• WORK ITEM:
Locate every line below that contains the word "palette" and copy it.

• PROVIDED INFORMATION:
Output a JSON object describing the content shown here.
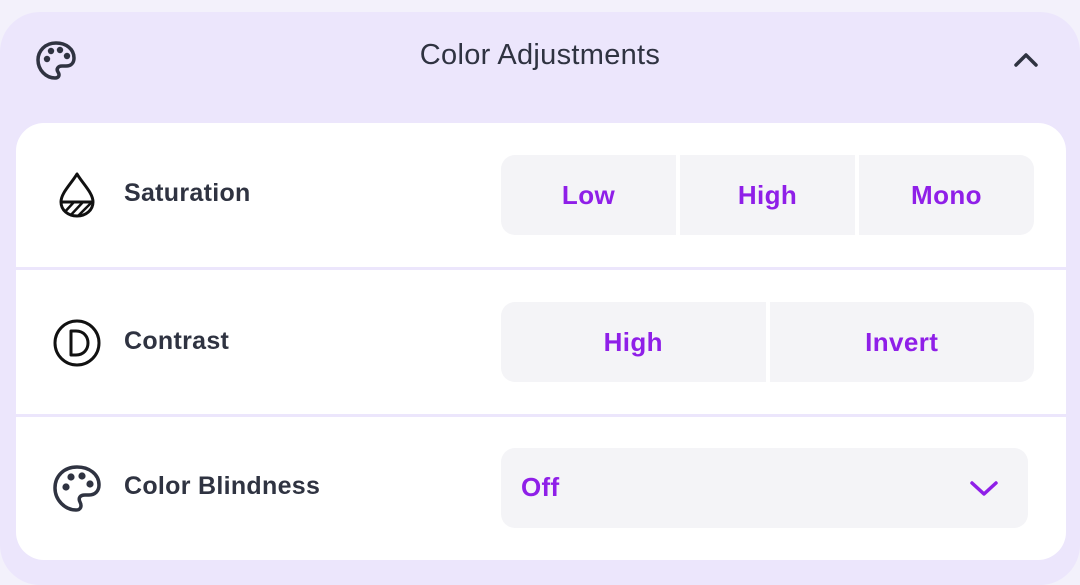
{
  "header": {
    "title": "Color Adjustments",
    "icon": "palette-icon",
    "collapse_icon": "chevron-up-icon"
  },
  "rows": [
    {
      "label": "Saturation",
      "icon": "drop-icon",
      "options": [
        "Low",
        "High",
        "Mono"
      ]
    },
    {
      "label": "Contrast",
      "icon": "contrast-icon",
      "options": [
        "High",
        "Invert"
      ]
    },
    {
      "label": "Color Blindness",
      "icon": "palette-icon",
      "select_value": "Off",
      "select_icon": "chevron-down-icon"
    }
  ],
  "colors": {
    "accent": "#8f1fe8",
    "panel_bg": "#ece6fc",
    "card_bg": "#ffffff",
    "button_bg": "#f4f4f7",
    "text": "#2f3341"
  }
}
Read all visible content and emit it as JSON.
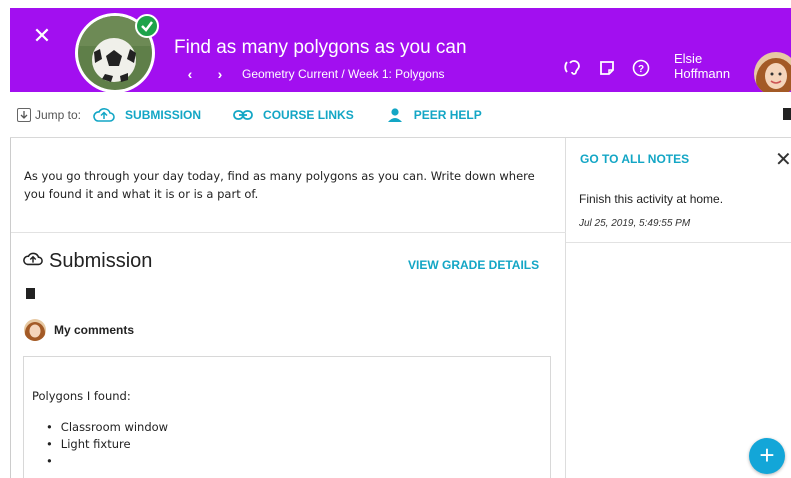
{
  "header": {
    "title": "Find as many polygons as you can",
    "breadcrumb": "Geometry Current / Week 1: Polygons",
    "user_first": "Elsie",
    "user_last": "Hoffmann",
    "icons": [
      "close-icon",
      "hearing-icon",
      "note-icon",
      "help-icon"
    ],
    "background": "#a20ff0"
  },
  "toolbar": {
    "jump_label": "Jump to:",
    "links": [
      {
        "label": "SUBMISSION",
        "icon": "cloud-upload-icon"
      },
      {
        "label": "COURSE LINKS",
        "icon": "link-icon"
      },
      {
        "label": "PEER HELP",
        "icon": "person-icon"
      }
    ]
  },
  "main": {
    "description": "As you go through your day today, find as many polygons as you can. Write down where you found it and what it is or is a part of.",
    "submission_title": "Submission",
    "view_grade": "VIEW GRADE DETAILS",
    "comments_label": "My comments",
    "comment": {
      "heading": "Polygons I found:",
      "items": [
        "Classroom window",
        "Light fixture",
        ""
      ]
    }
  },
  "notes": {
    "go_all": "GO TO ALL NOTES",
    "text": "Finish this activity at home.",
    "date": "Jul 25, 2019, 5:49:55 PM"
  },
  "colors": {
    "accent": "#13a6c5",
    "fab": "#13a6d8",
    "badge": "#1ea34a"
  }
}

• ANSWER BELOW:
    "icon": "palette-icon",
      "icon": "palette-icon",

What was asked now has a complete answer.